The game centers around Venus doing her best to deal with a stalker. The mystery, to use the term generously, continues with passed notes, cryptic phone calls, and shady characters aplenty, but you probably won’t actually experience any of that because you’ll be jamming on the “Skip Scene” button as fast as you can. As much as I appreciate that Venus took the time to voice the game herself, she’s really pretty terrible, as is just about everyone else in the cast. Watching characters stare blankly at each other as chat bubbles lethargically appear above their heads is not a great way to spend an afternoon, no matter how many sports trophies they’ve won.
The actual game part of The Case of the Grand Slam Queen fares somewhat better, mixing up several different styles of object hunts. There’s the standard, shopping list variety, the find the difference kind, and a fairly challenging mode where you have to use a camera viewfinder to locate the parts of the scene that match a series of photos. The art is fairly lackluster and simplistic – nothing you see will wow you. Granted, a game based in reality has a tougher time mustering up stunning visuals than one based in fantasy, but even by the most loose standards, these are pretty dull.

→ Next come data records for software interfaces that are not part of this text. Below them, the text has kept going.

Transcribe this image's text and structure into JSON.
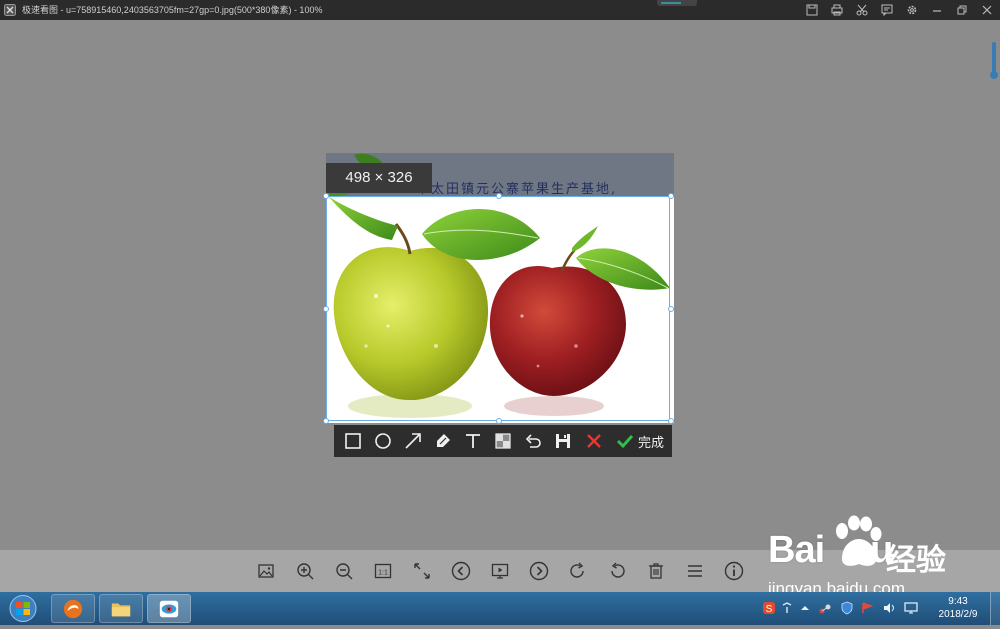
{
  "titlebar": {
    "title": "极速看图 - u=758915460,2403563705fm=27gp=0.jpg(500*380像素) - 100%"
  },
  "image": {
    "caption": "市太田镇元公寨苹果生产基地,",
    "selection_size": "498 × 326"
  },
  "edit_toolbar": {
    "tools": [
      "rectangle-icon",
      "circle-icon",
      "arrow-icon",
      "brush-icon",
      "text-icon",
      "mosaic-icon",
      "undo-icon",
      "save-icon",
      "cancel-icon",
      "confirm-icon"
    ],
    "done_label": "完成"
  },
  "viewer_toolbar": {
    "tools": [
      "image-icon",
      "zoom-in-icon",
      "zoom-out-icon",
      "actual-size-icon",
      "fit-window-icon",
      "prev-icon",
      "slideshow-icon",
      "next-icon",
      "rotate-right-icon",
      "rotate-left-icon",
      "delete-icon",
      "menu-icon",
      "info-icon"
    ],
    "actual_size_label": "1:1"
  },
  "watermark": {
    "brand": "Bai",
    "brand_tail": "u",
    "cn": "经验",
    "url": "jingyan.baidu.com"
  },
  "taskbar": {
    "time": "9:43",
    "date": "2018/2/9"
  },
  "colors": {
    "accent": "#6ab0e8",
    "cancel": "#e53935",
    "confirm": "#2fbf4a"
  }
}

The game’s lack of technical ability is most glaringly obvious in the find the difference segments. If you’re having trouble spotting that last inconsistency, just look for something that appears to have been altered using MS Paint. There’s simply no subtlety to it at all. If Venus is wearing a white visor in one frame, it’s probably a bright, blocky glob of blue in the next. Not every hidden object game has to be overflowing with difficulty, but it doesn’t really feel like The Case of the Grand Slam Queen is trying all that hard.
The chapters are sprinkled with a few minigames, which vary both in fun and quality. Much like the rest of the game, they feel like they were created as part of an end-of-year project for students at a game design school. Is there anything wrong with smashing soda cans in a Breakout-style clone? No, not really, but there’s nothing really right about it, either. You can skip or replay the minigames as you see fit.
One aspect of The Case of the Grand Slam Queen that I did enjoy was how it handled your forward progress. The game begins with just the first chapter unlocked; to move on to the next part of the story, you’ll have to comb Venus’ journal for the tidbit of info that forms the password. It’s not much of a roadblock, what with being essentially an open-book test, and all, but it’s a fun little layer of gameplay.
The game also clearly wants to honor its star, frequently offering up facts and figures about Venus’ amazing tennis career. We see her not just as an incredible athlete, but as a savvy businesswoman, fashionista, and just plain nice gal. We also spend time in her closet and dress her for tennis practice, which is honestly a little creepy.
Unless you’re a major Venus Williams fan, there’s really just no reason for you to waste your time and money on The Case of the Grand Slam Queen. It has some genuinely decent ideas, but it’s just nowhere near the current standard for hidden object games. The acting is terrible, the writing is pretty awful, and the visuals are well below par.